I spent some time walking around and of course made my way to many of the guitar and amp booths, after all it's always good to keep up with anything new and groundbreaking. I came across a few professional guitar players who had been hired to demonstrate guitars, and as good as these players were technically, there was always one aspect of their playing that stood out to me. I find this is the case with any guitar player that is not communicating. They play too much. Tons and tons of notes, in rapid succession, all brilliantly executed. But what is really being said? How can you enjoy music when you feel like you are having your teeth drilled?

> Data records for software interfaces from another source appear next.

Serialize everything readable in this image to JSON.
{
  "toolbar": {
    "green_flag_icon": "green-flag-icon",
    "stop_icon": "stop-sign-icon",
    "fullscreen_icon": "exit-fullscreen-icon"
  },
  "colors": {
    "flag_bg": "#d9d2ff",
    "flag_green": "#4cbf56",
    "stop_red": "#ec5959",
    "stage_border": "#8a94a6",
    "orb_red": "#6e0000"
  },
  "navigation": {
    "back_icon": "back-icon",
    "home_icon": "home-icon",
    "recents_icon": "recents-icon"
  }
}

Guitar players are notorious for doing this, simply because they can. If they were horn players things would be very different. You simply have to take a breath. Guitar players technically don't have to do this, so they don't, and as a result their music is compromised.

The first time I was aware of this was several years ago when I started using a digital vocoder. In order for the notes to be heard on my guitar, I would have to mouth something into the microphone to trigger them. Then of course you get to shape the sound with syllables and so on. I was in a rehearsal and my sax player said to me, "Chris you play different when you use that thing, because you have to take a breath". Perhaps that was a kind way of saying I sucked, but the talkbox thing was cool. It certainly struck a chord anyway. So from then on, and it took a while to really sink in, but I tried to really focus on phrasing. And not just as a guitar player, but compositionally, if my music doesn't breathe, I'm just not interested.

As jazz guitarists, there is a terrible tendency for us to play a lot of notes, firstly because the genre historically has given us permission to do so, and second, archtop jazz guitars don't generally lend themselves to sustaining notes, so in order to 'get over', guitarists fall into the trap of overplaying.

There are of course compromising situations which affect the way we play and it is important to be aware of these at the time. First, if you are taking a solo and the band behind you is not being particularly supportive, i.e.; playing busily and not listening to you, then this very often makes a player play more notes because they are fighting to speak, as it were. But if the band is just grooving, you as a soloist can play just a few notes and the spaces are music in themselves!

Another compromising situation might be a borrowed or rented amp that ju...

Click here to read the rest of this article from Play Jazz Guitar